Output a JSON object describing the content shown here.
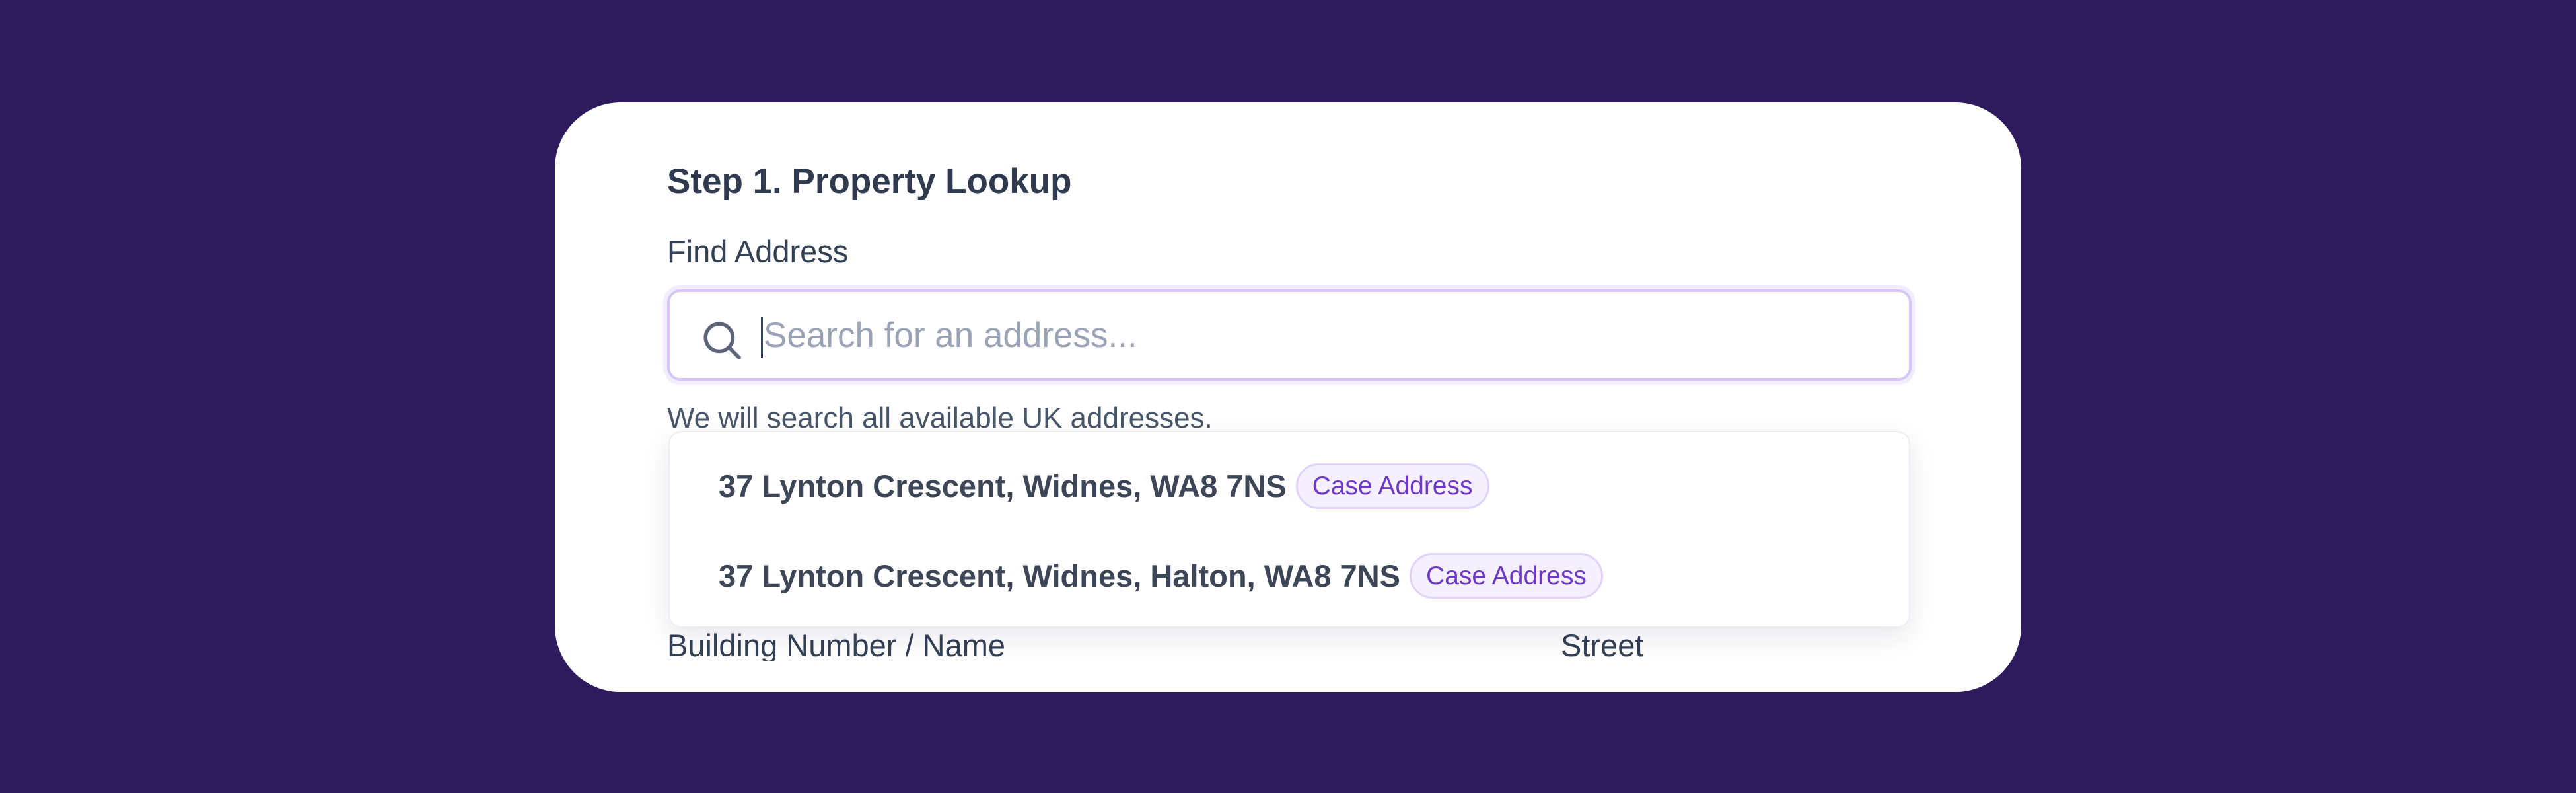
{
  "form": {
    "step_title": "Step 1. Property Lookup",
    "find_address_label": "Find Address",
    "search": {
      "placeholder": "Search for an address...",
      "value": "",
      "icon": "search-icon"
    },
    "hint": "We will search all available UK addresses.",
    "results": [
      {
        "address": "37 Lynton Crescent, Widnes, WA8 7NS",
        "badge": "Case Address"
      },
      {
        "address": "37 Lynton Crescent, Widnes, Halton, WA8 7NS",
        "badge": "Case Address"
      }
    ],
    "fields": {
      "building_label": "Building Number / Name",
      "street_label": "Street"
    }
  },
  "colors": {
    "background": "#2d1b5e",
    "card": "#ffffff",
    "accent": "#6d38c8",
    "badge_bg": "#f5f0ff",
    "input_border": "#d6c6f5"
  }
}
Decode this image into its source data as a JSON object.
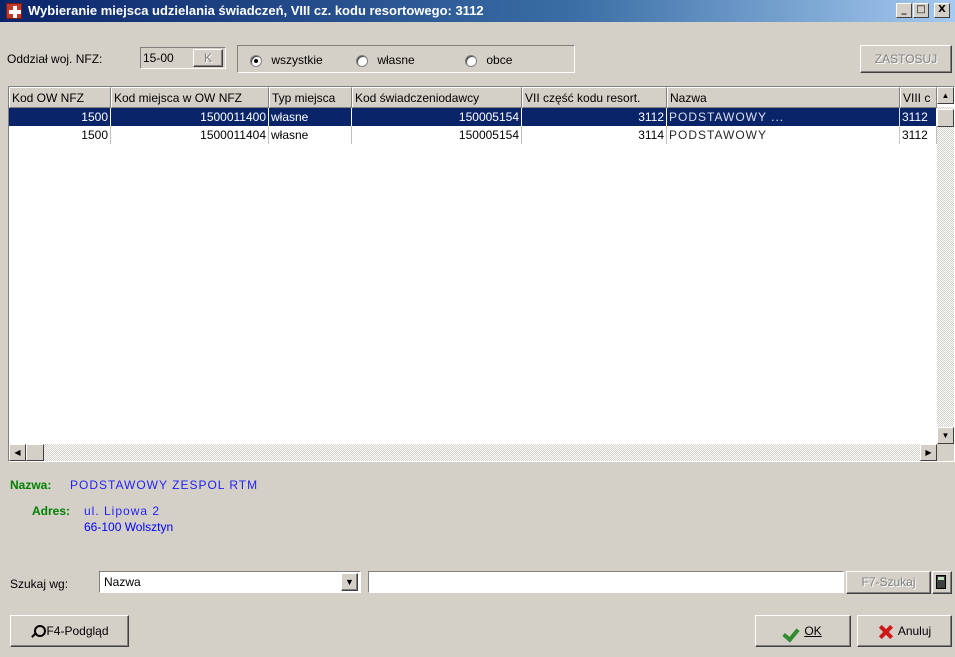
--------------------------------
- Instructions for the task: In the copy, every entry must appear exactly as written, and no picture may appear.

- Result below:
Output a JSON object describing the content shown here.
{
  "form": {
    "step_title": "Step 1. Property Lookup",
    "find_address_label": "Find Address",
    "search": {
      "placeholder": "Search for an address...",
      "value": "",
      "icon": "search-icon"
    },
    "hint": "We will search all available UK addresses.",
    "results": [
      {
        "address": "37 Lynton Crescent, Widnes, WA8 7NS",
        "badge": "Case Address"
      },
      {
        "address": "37 Lynton Crescent, Widnes, Halton, WA8 7NS",
        "badge": "Case Address"
      }
    ],
    "fields": {
      "building_label": "Building Number / Name",
      "street_label": "Street"
    }
  },
  "colors": {
    "background": "#2d1b5e",
    "card": "#ffffff",
    "accent": "#6d38c8",
    "badge_bg": "#f5f0ff",
    "input_border": "#d6c6f5"
  }
}
Decode this image into its source data as a JSON object.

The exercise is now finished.